Antivirus and computer security company Symantec said on Monday that it purchased SafeWeb of Emeryville, California, for US$26 million in cash.
SafeWeb makes technology that gives workers secure, remote access to network resources over the Internet.
The purchase, which closed on Oct. 15, will add a well-regarded SSL (Secure Sockets Layer) virtual private network (VPN) product to Symantec's stable of network security and management tools.
Virtual private network products enable companies to link remote workers and offices to their corporate network using the public Internet, rather than using privately leased telecommunications lines. Secure Sockets Layer is a protocol that secures data transmission on the Internet.
SafeWeb makes SEA (Secure Extranet Appliance) Tsunami, a rack-mounted security hardware appliance that allows network administrators to extend access to network resources such as e-mail and file servers without installing a separate VPN client program on the users' computers.
The device gives administrators the ability to manage SSL VPN access from a single location, which can translate into significant support cost savings over older dial-in VPN products or those requiring both server and client software components, according to Zeus Kerravala, vice president of enterprise infrastructure at Yankee Group.
Symantec previously lacked an SSL VPN product and the addition of SafeWeb's technology permits them to tap into a hot market for such products, Kerravala said.
At the same time, companies already using one or more of Symantec's network security products and are looking to add SSL VPN access may prefer to stay in the Symantec family instead of going with one of the many smaller SSL VPN providers, he said.
Symantec hopes to capitalize on that desire to keep things simple. The company plans to sell SafeWeb's SSL VPN technology on its own hardware platform as a stand-alone product in the first quarter of 2004, then add SafeWeb's technology into the next release of the Symantec Gateway Security Appliance later in the year, according to Greg Gotta, vice president of product delivery at Symantec.
Customers will be able to switch on SSL VPN features on the Gateway Security Appliance, in a similar manner to the way antivirus and firewall services can be enabled or disabled, Gotta said.

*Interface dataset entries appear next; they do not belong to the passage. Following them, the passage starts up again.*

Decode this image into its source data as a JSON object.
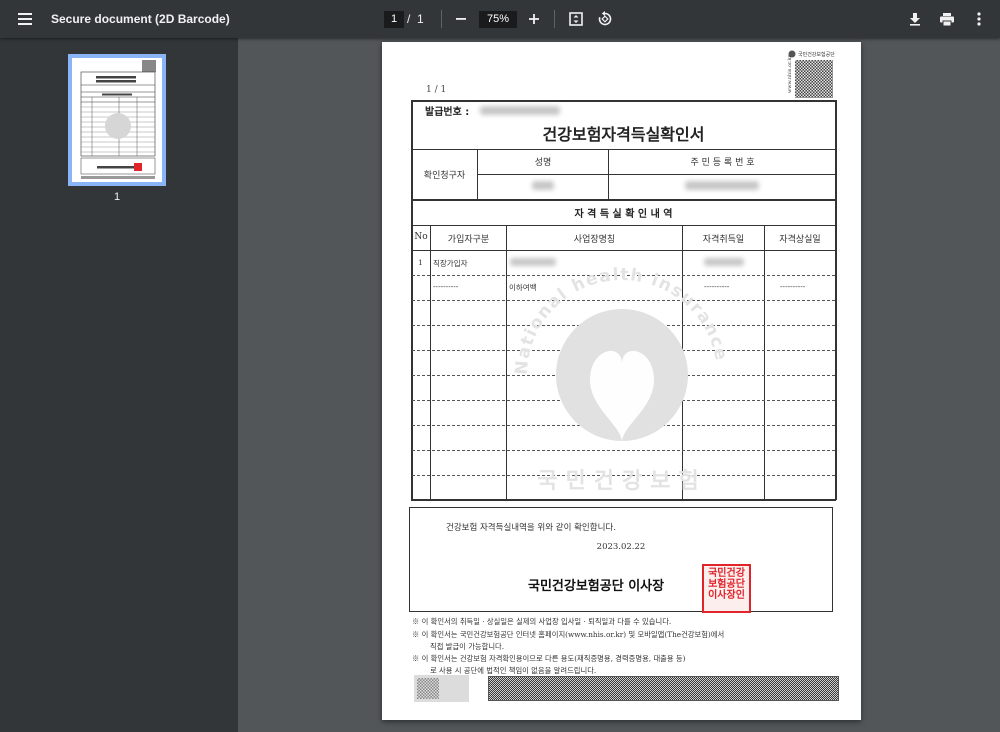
{
  "toolbar": {
    "title": "Secure document (2D Barcode)",
    "current_page": "1",
    "page_separator": "/",
    "total_pages": "1",
    "zoom": "75%"
  },
  "sidebar": {
    "thumbnail_label": "1"
  },
  "document": {
    "page_counter": "1 / 1",
    "issuer_logo_text": "국민건강보험공단",
    "issuer_url": "www.nhis.or.kr",
    "issue_no_label": "발급번호 :",
    "title": "건강보험자격득실확인서",
    "requester_label": "확인청구자",
    "name_header": "성명",
    "id_header": "주 민 등 록 번 호",
    "section_title": "자 격 득 실 확 인 내 역",
    "columns": [
      "No",
      "가입자구분",
      "사업장명칭",
      "자격취득일",
      "자격상실일"
    ],
    "row1": {
      "no": "1",
      "type": "직장가입자"
    },
    "row2": {
      "type": "----------",
      "workplace": "이하여백",
      "acquired": "----------",
      "lost": "----------"
    },
    "watermark_en": "National health insurance service",
    "watermark_ko": "국민건강보험",
    "confirm_text": "건강보험 자격득실내역을 위와 같이 확인합니다.",
    "date": "2023.02.22",
    "signer": "국민건강보험공단 이사장",
    "seal_text": "국민건강보험공단이사장인",
    "notes": [
      "※  이 확인서의 취득일 · 상실일은 실제의 사업장 입사일 · 퇴직일과 다를 수 있습니다.",
      "※  이 확인서는 국민건강보험공단 인터넷 홈페이지(www.nhis.or.kr) 및 모바일앱(The건강보험)에서",
      "직접 발급이 가능합니다.",
      "※  이 확인서는 건강보험 자격확인용이므로 다른 용도(재직증명용, 경력증명용, 대출용 등)",
      "로 사용 시 공단에 법적인 책임이 없음을 알려드립니다."
    ]
  },
  "colors": {
    "toolbar_bg": "#323639",
    "viewer_bg": "#525659",
    "thumb_border": "#8ab4f8",
    "seal_red": "#e0242a"
  }
}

Going forward, the addition of the SafeWeb technology will also enable Symantec to dig deeper into network traffic, adding so-called "deep packet inspection" to the capabilities of the Gateway Security Appliance, he said.
The SafeWeb announcement follows similar merger announcements in recent weeks. On Oct. 6, firewall software maker NetScreen, said it was buying SSL VPN maker Neoteris for $265 million in stock and cash.
The consolidation is evidence of growing demand for secure remote access products, as companies look to extend remote access services, once the domain of senior executives and technologists, out to a broad swath of their employees, Kerravala said.
While there is enough SSL VPN business in the near term demand to satisfy a number of vendors, the fast consolidation of the SSL VPN space may eventually squeeze out smaller vendors, especially those who cannot deliver on must-have features like a clientless architecture, Kerravala said.